---- RECORDS
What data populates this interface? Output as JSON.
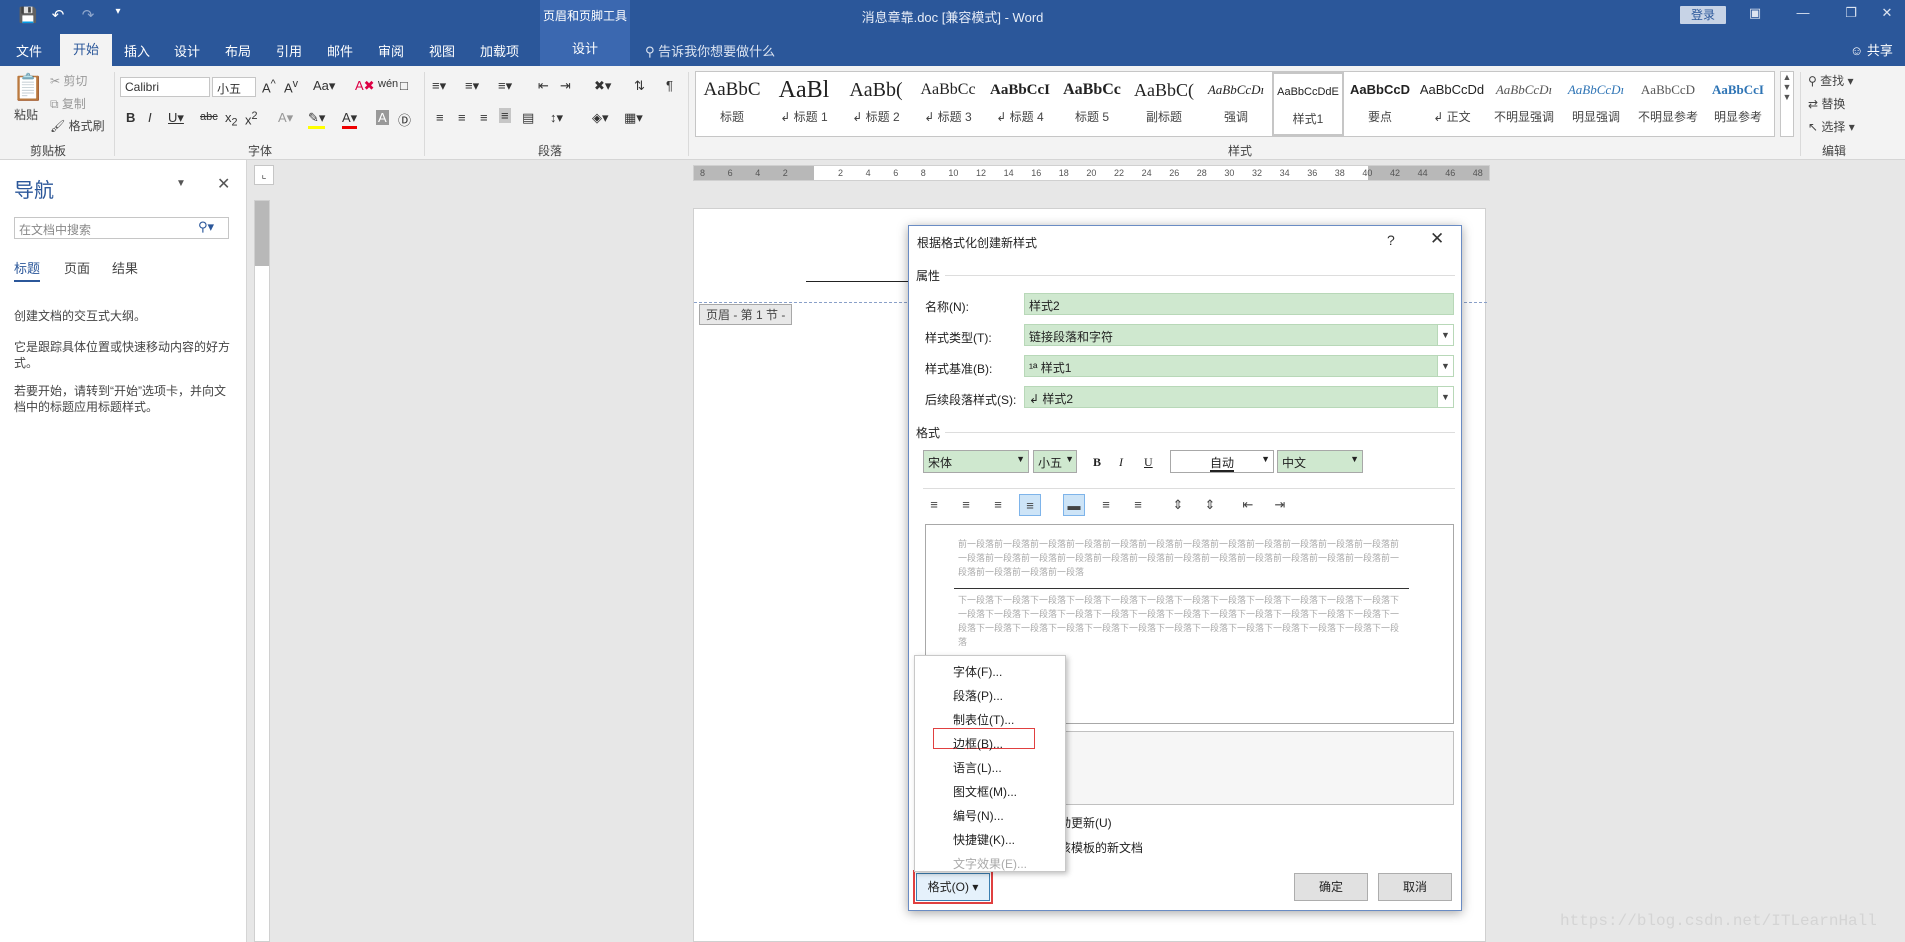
{
  "titlebar": {
    "context_tools": "页眉和页脚工具",
    "doc_title": "消息章靠.doc [兼容模式]  -  Word",
    "login": "登录"
  },
  "tabs": {
    "file": "文件",
    "home": "开始",
    "insert": "插入",
    "design": "设计",
    "layout": "布局",
    "references": "引用",
    "mailings": "邮件",
    "review": "审阅",
    "view": "视图",
    "addins": "加载项",
    "ctx_design": "设计",
    "tell_me": "告诉我你想要做什么",
    "share": "共享"
  },
  "ribbon": {
    "clipboard": {
      "paste": "粘贴",
      "cut": "剪切",
      "copy": "复制",
      "format_painter": "格式刷",
      "label": "剪贴板"
    },
    "font": {
      "name": "Calibri",
      "size": "小五",
      "label": "字体"
    },
    "paragraph": {
      "label": "段落"
    },
    "styles": {
      "label": "样式",
      "items": [
        {
          "sample": "AaBbC",
          "name": "标题"
        },
        {
          "sample": "AaBl",
          "name": "↲ 标题 1"
        },
        {
          "sample": "AaBb(",
          "name": "↲ 标题 2"
        },
        {
          "sample": "AaBbCc",
          "name": "↲ 标题 3"
        },
        {
          "sample": "AaBbCcI",
          "name": "↲ 标题 4"
        },
        {
          "sample": "AaBbCc",
          "name": "标题 5"
        },
        {
          "sample": "AaBbC(",
          "name": "副标题"
        },
        {
          "sample": "AaBbCcDı",
          "name": "强调"
        },
        {
          "sample": "AaBbCcDdE",
          "name": "样式1"
        },
        {
          "sample": "AaBbCcD",
          "name": "要点"
        },
        {
          "sample": "AaBbCcDd",
          "name": "↲ 正文"
        },
        {
          "sample": "AaBbCcDı",
          "name": "不明显强调"
        },
        {
          "sample": "AaBbCcDı",
          "name": "明显强调"
        },
        {
          "sample": "AaBbCcD",
          "name": "不明显参考"
        },
        {
          "sample": "AaBbCcI",
          "name": "明显参考"
        }
      ]
    },
    "editing": {
      "find": "查找",
      "replace": "替换",
      "select": "选择",
      "label": "编辑"
    }
  },
  "nav": {
    "title": "导航",
    "search_placeholder": "在文档中搜索",
    "tabs": [
      "标题",
      "页面",
      "结果"
    ],
    "p1": "创建文档的交互式大纲。",
    "p2": "它是跟踪具体位置或快速移动内容的好方式。",
    "p3": "若要开始，请转到“开始”选项卡，并向文档中的标题应用标题样式。"
  },
  "ruler": {
    "ticks": [
      "8",
      "6",
      "4",
      "2",
      "",
      "2",
      "4",
      "6",
      "8",
      "10",
      "12",
      "14",
      "16",
      "18",
      "20",
      "22",
      "24",
      "26",
      "28",
      "30",
      "32",
      "34",
      "36",
      "38",
      "40",
      "42",
      "44",
      "46",
      "48"
    ]
  },
  "page": {
    "header_tag": "页眉 - 第 1 节 -"
  },
  "dialog": {
    "title": "根据格式化创建新样式",
    "help": "?",
    "section_props": "属性",
    "name_label": "名称(N):",
    "name_value": "样式2",
    "type_label": "样式类型(T):",
    "type_value": "链接段落和字符",
    "base_label": "样式基准(B):",
    "base_value": "¹ª 样式1",
    "next_label": "后续段落样式(S):",
    "next_value": "↲ 样式2",
    "section_format": "格式",
    "font_value": "宋体",
    "size_value": "小五",
    "bold": "B",
    "italic": "I",
    "underline": "U",
    "color_value": "自动",
    "lang_value": "中文",
    "preview_prev": "前一段落前一段落前一段落前一段落前一段落前一段落前一段落前一段落前一段落前一段落前一段落前一段落前一段落前一段落前一段落前一段落前一段落前一段落前一段落前一段落前一段落前一段落前一段落前一段落前一段落前一段落前一段落前一段落",
    "preview_next": "下一段落下一段落下一段落下一段落下一段落下一段落下一段落下一段落下一段落下一段落下一段落下一段落下一段落下一段落下一段落下一段落下一段落下一段落下一段落下一段落下一段落下一段落下一段落下一段落下一段落下一段落下一段落下一段落下一段落下一段落下一段落下一段落下一段落下一段落下一段落下一段落下一段落",
    "auto_update": "动更新(U)",
    "new_template": "该模板的新文档",
    "format_btn": "格式(O) ▾",
    "ok": "确定",
    "cancel": "取消"
  },
  "menu": {
    "items": [
      "字体(F)...",
      "段落(P)...",
      "制表位(T)...",
      "边框(B)...",
      "语言(L)...",
      "图文框(M)...",
      "编号(N)...",
      "快捷键(K)...",
      "文字效果(E)..."
    ]
  },
  "watermark": "https://blog.csdn.net/ITLearnHall"
}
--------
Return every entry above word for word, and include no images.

What data populates this interface? Output as JSON.
{
  "titlebar": {
    "context_tools": "页眉和页脚工具",
    "doc_title": "消息章靠.doc [兼容模式]  -  Word",
    "login": "登录"
  },
  "tabs": {
    "file": "文件",
    "home": "开始",
    "insert": "插入",
    "design": "设计",
    "layout": "布局",
    "references": "引用",
    "mailings": "邮件",
    "review": "审阅",
    "view": "视图",
    "addins": "加载项",
    "ctx_design": "设计",
    "tell_me": "告诉我你想要做什么",
    "share": "共享"
  },
  "ribbon": {
    "clipboard": {
      "paste": "粘贴",
      "cut": "剪切",
      "copy": "复制",
      "format_painter": "格式刷",
      "label": "剪贴板"
    },
    "font": {
      "name": "Calibri",
      "size": "小五",
      "label": "字体"
    },
    "paragraph": {
      "label": "段落"
    },
    "styles": {
      "label": "样式",
      "items": [
        {
          "sample": "AaBbC",
          "name": "标题"
        },
        {
          "sample": "AaBl",
          "name": "↲ 标题 1"
        },
        {
          "sample": "AaBb(",
          "name": "↲ 标题 2"
        },
        {
          "sample": "AaBbCc",
          "name": "↲ 标题 3"
        },
        {
          "sample": "AaBbCcI",
          "name": "↲ 标题 4"
        },
        {
          "sample": "AaBbCc",
          "name": "标题 5"
        },
        {
          "sample": "AaBbC(",
          "name": "副标题"
        },
        {
          "sample": "AaBbCcDı",
          "name": "强调"
        },
        {
          "sample": "AaBbCcDdE",
          "name": "样式1"
        },
        {
          "sample": "AaBbCcD",
          "name": "要点"
        },
        {
          "sample": "AaBbCcDd",
          "name": "↲ 正文"
        },
        {
          "sample": "AaBbCcDı",
          "name": "不明显强调"
        },
        {
          "sample": "AaBbCcDı",
          "name": "明显强调"
        },
        {
          "sample": "AaBbCcD",
          "name": "不明显参考"
        },
        {
          "sample": "AaBbCcI",
          "name": "明显参考"
        }
      ]
    },
    "editing": {
      "find": "查找",
      "replace": "替换",
      "select": "选择",
      "label": "编辑"
    }
  },
  "nav": {
    "title": "导航",
    "search_placeholder": "在文档中搜索",
    "tabs": [
      "标题",
      "页面",
      "结果"
    ],
    "p1": "创建文档的交互式大纲。",
    "p2": "它是跟踪具体位置或快速移动内容的好方式。",
    "p3": "若要开始，请转到“开始”选项卡，并向文档中的标题应用标题样式。"
  },
  "ruler": {
    "ticks": [
      "8",
      "6",
      "4",
      "2",
      "",
      "2",
      "4",
      "6",
      "8",
      "10",
      "12",
      "14",
      "16",
      "18",
      "20",
      "22",
      "24",
      "26",
      "28",
      "30",
      "32",
      "34",
      "36",
      "38",
      "40",
      "42",
      "44",
      "46",
      "48"
    ]
  },
  "page": {
    "header_tag": "页眉 - 第 1 节 -"
  },
  "dialog": {
    "title": "根据格式化创建新样式",
    "help": "?",
    "section_props": "属性",
    "name_label": "名称(N):",
    "name_value": "样式2",
    "type_label": "样式类型(T):",
    "type_value": "链接段落和字符",
    "base_label": "样式基准(B):",
    "base_value": "¹ª 样式1",
    "next_label": "后续段落样式(S):",
    "next_value": "↲ 样式2",
    "section_format": "格式",
    "font_value": "宋体",
    "size_value": "小五",
    "bold": "B",
    "italic": "I",
    "underline": "U",
    "color_value": "自动",
    "lang_value": "中文",
    "preview_prev": "前一段落前一段落前一段落前一段落前一段落前一段落前一段落前一段落前一段落前一段落前一段落前一段落前一段落前一段落前一段落前一段落前一段落前一段落前一段落前一段落前一段落前一段落前一段落前一段落前一段落前一段落前一段落前一段落",
    "preview_next": "下一段落下一段落下一段落下一段落下一段落下一段落下一段落下一段落下一段落下一段落下一段落下一段落下一段落下一段落下一段落下一段落下一段落下一段落下一段落下一段落下一段落下一段落下一段落下一段落下一段落下一段落下一段落下一段落下一段落下一段落下一段落下一段落下一段落下一段落下一段落下一段落下一段落",
    "auto_update": "动更新(U)",
    "new_template": "该模板的新文档",
    "format_btn": "格式(O) ▾",
    "ok": "确定",
    "cancel": "取消"
  },
  "menu": {
    "items": [
      "字体(F)...",
      "段落(P)...",
      "制表位(T)...",
      "边框(B)...",
      "语言(L)...",
      "图文框(M)...",
      "编号(N)...",
      "快捷键(K)...",
      "文字效果(E)..."
    ]
  },
  "watermark": "https://blog.csdn.net/ITLearnHall"
}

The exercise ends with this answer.